## DATA
--*--
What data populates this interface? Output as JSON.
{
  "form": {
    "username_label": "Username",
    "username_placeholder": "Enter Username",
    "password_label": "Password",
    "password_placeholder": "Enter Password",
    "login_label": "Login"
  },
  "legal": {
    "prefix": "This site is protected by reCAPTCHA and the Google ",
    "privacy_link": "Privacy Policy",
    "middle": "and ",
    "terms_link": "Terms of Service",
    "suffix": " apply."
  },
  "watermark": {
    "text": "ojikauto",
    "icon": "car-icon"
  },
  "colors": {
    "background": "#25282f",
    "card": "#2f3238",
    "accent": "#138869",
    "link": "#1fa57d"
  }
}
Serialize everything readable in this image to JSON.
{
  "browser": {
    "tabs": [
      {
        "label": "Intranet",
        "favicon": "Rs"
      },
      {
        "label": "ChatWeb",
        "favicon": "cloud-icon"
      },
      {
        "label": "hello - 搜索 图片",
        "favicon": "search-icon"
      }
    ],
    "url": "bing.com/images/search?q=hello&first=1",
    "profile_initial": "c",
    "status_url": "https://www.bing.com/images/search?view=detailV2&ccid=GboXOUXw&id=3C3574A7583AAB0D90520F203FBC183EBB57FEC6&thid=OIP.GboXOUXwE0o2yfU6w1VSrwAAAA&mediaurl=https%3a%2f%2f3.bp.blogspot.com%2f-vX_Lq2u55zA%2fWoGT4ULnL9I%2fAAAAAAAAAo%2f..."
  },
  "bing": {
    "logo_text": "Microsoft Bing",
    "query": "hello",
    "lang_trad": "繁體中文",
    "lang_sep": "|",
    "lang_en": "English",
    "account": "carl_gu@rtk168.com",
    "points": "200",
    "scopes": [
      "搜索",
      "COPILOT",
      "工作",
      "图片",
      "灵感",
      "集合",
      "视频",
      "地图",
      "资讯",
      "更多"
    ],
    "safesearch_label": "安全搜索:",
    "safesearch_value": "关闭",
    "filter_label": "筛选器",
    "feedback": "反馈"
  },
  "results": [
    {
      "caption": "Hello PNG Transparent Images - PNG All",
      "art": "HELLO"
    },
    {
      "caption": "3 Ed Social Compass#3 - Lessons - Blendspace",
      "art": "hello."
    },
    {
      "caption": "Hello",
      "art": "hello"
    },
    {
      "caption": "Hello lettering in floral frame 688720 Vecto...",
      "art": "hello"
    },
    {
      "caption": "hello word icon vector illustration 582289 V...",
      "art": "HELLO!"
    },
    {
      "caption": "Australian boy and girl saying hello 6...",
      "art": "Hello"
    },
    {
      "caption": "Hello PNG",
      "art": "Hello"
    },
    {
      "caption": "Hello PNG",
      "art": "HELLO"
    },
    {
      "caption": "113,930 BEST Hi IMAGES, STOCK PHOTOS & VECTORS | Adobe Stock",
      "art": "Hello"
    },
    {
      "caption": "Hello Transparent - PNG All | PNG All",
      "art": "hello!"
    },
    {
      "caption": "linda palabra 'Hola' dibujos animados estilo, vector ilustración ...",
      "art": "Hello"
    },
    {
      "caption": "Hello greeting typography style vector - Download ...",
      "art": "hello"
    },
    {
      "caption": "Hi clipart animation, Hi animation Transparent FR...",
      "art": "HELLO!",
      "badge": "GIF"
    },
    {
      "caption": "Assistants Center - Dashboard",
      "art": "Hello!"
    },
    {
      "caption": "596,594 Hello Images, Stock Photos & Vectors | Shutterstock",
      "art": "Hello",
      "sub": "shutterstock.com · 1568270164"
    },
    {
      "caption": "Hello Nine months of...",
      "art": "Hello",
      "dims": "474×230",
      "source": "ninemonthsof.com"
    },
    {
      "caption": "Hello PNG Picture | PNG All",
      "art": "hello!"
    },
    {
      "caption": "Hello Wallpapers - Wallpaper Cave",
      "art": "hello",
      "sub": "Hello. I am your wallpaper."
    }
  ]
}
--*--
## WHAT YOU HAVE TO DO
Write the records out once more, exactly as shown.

## SOLUTION FOR THIS PROBLEM
What data populates this interface? Output as JSON.
{
  "form": {
    "username_label": "Username",
    "username_placeholder": "Enter Username",
    "password_label": "Password",
    "password_placeholder": "Enter Password",
    "login_label": "Login"
  },
  "legal": {
    "prefix": "This site is protected by reCAPTCHA and the Google ",
    "privacy_link": "Privacy Policy",
    "middle": "and ",
    "terms_link": "Terms of Service",
    "suffix": " apply."
  },
  "watermark": {
    "text": "ojikauto",
    "icon": "car-icon"
  },
  "colors": {
    "background": "#25282f",
    "card": "#2f3238",
    "accent": "#138869",
    "link": "#1fa57d"
  }
}
Serialize everything readable in this image to JSON.
{
  "browser": {
    "tabs": [
      {
        "label": "Intranet",
        "favicon": "Rs"
      },
      {
        "label": "ChatWeb",
        "favicon": "cloud-icon"
      },
      {
        "label": "hello - 搜索 图片",
        "favicon": "search-icon"
      }
    ],
    "url": "bing.com/images/search?q=hello&first=1",
    "profile_initial": "c",
    "status_url": "https://www.bing.com/images/search?view=detailV2&ccid=GboXOUXw&id=3C3574A7583AAB0D90520F203FBC183EBB57FEC6&thid=OIP.GboXOUXwE0o2yfU6w1VSrwAAAA&mediaurl=https%3a%2f%2f3.bp.blogspot.com%2f-vX_Lq2u55zA%2fWoGT4ULnL9I%2fAAAAAAAAAo%2f..."
  },
  "bing": {
    "logo_text": "Microsoft Bing",
    "query": "hello",
    "lang_trad": "繁體中文",
    "lang_sep": "|",
    "lang_en": "English",
    "account": "carl_gu@rtk168.com",
    "points": "200",
    "scopes": [
      "搜索",
      "COPILOT",
      "工作",
      "图片",
      "灵感",
      "集合",
      "视频",
      "地图",
      "资讯",
      "更多"
    ],
    "safesearch_label": "安全搜索:",
    "safesearch_value": "关闭",
    "filter_label": "筛选器",
    "feedback": "反馈"
  },
  "results": [
    {
      "caption": "Hello PNG Transparent Images - PNG All",
      "art": "HELLO"
    },
    {
      "caption": "3 Ed Social Compass#3 - Lessons - Blendspace",
      "art": "hello."
    },
    {
      "caption": "Hello",
      "art": "hello"
    },
    {
      "caption": "Hello lettering in floral frame 688720 Vecto...",
      "art": "hello"
    },
    {
      "caption": "hello word icon vector illustration 582289 V...",
      "art": "HELLO!"
    },
    {
      "caption": "Australian boy and girl saying hello 6...",
      "art": "Hello"
    },
    {
      "caption": "Hello PNG",
      "art": "Hello"
    },
    {
      "caption": "Hello PNG",
      "art": "HELLO"
    },
    {
      "caption": "113,930 BEST Hi IMAGES, STOCK PHOTOS & VECTORS | Adobe Stock",
      "art": "Hello"
    },
    {
      "caption": "Hello Transparent - PNG All | PNG All",
      "art": "hello!"
    },
    {
      "caption": "linda palabra 'Hola' dibujos animados estilo, vector ilustración ...",
      "art": "Hello"
    },
    {
      "caption": "Hello greeting typography style vector - Download ...",
      "art": "hello"
    },
    {
      "caption": "Hi clipart animation, Hi animation Transparent FR...",
      "art": "HELLO!",
      "badge": "GIF"
    },
    {
      "caption": "Assistants Center - Dashboard",
      "art": "Hello!"
    },
    {
      "caption": "596,594 Hello Images, Stock Photos & Vectors | Shutterstock",
      "art": "Hello",
      "sub": "shutterstock.com · 1568270164"
    },
    {
      "caption": "Hello Nine months of...",
      "art": "Hello",
      "dims": "474×230",
      "source": "ninemonthsof.com"
    },
    {
      "caption": "Hello PNG Picture | PNG All",
      "art": "hello!"
    },
    {
      "caption": "Hello Wallpapers - Wallpaper Cave",
      "art": "hello",
      "sub": "Hello. I am your wallpaper."
    }
  ]
}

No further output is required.